ON THIS DAY, 2,050 YEARS AGO, JULIUS CAESAR WAS ASSASSINATED BY DISCONTENTED ROMAN SENATORS.

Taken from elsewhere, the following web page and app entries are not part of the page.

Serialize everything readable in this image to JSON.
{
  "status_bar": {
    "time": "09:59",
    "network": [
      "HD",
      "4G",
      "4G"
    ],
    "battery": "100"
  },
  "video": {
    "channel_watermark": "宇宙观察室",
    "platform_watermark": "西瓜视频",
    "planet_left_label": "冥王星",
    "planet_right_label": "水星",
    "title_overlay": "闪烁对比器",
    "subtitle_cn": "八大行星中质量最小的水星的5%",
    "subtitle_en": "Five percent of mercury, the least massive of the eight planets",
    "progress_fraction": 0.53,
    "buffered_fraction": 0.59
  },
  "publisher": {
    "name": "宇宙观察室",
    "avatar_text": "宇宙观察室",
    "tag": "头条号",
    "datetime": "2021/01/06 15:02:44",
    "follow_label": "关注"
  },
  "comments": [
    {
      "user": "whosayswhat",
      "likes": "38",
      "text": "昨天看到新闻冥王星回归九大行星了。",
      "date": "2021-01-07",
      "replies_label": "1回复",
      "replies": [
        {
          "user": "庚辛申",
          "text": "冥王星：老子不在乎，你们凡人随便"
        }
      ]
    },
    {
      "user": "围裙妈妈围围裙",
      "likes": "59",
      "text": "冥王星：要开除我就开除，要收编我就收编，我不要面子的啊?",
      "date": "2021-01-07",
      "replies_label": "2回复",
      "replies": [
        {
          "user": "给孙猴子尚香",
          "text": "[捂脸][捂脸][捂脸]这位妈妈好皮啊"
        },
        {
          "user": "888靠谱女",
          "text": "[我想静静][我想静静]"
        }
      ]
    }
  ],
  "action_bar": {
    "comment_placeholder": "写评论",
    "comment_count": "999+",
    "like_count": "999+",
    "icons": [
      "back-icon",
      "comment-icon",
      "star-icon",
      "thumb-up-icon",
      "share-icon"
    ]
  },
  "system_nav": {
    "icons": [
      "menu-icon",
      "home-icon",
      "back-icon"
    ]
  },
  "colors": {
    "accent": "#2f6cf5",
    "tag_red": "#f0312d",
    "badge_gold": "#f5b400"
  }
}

March 15, 44 BCE: Caesar attended the last meeting of the Senate before his departure, held at its temporary quarters in the portico of the theater built by Pompey the Great (the Curia, located in the Forum and the regular meeting house of the Senate, had been badly burned and was being rebuilt). The sixty conspirators, led by Marcus Junius Brutus, Gaius Cassius Longinus, Decimus Brutus Albinus, and Gaius Trebonius, came to the meeting with daggers concealed in their togas and struck Caesar at least 23 times as he stood at the base of Pompey's statue. Legend has it that Caesar said in Greek to Brutus, “You, too, my child?” After his death, all the senators fled, and three slaves carried his body home to Calpurnia several hours later. For several days there was a political vacuum, for the conspirators apparently had no long-range plan and, in a major blunder, did not immediately kill Mark Antony (apparently by the decision of Brutus). The conspirators had only a band of gladiators to back them up, while Antony had a whole legion, the keys to Caesar's money boxes, and Caesar's will. Click here for some assessments of Caesar by modern historians.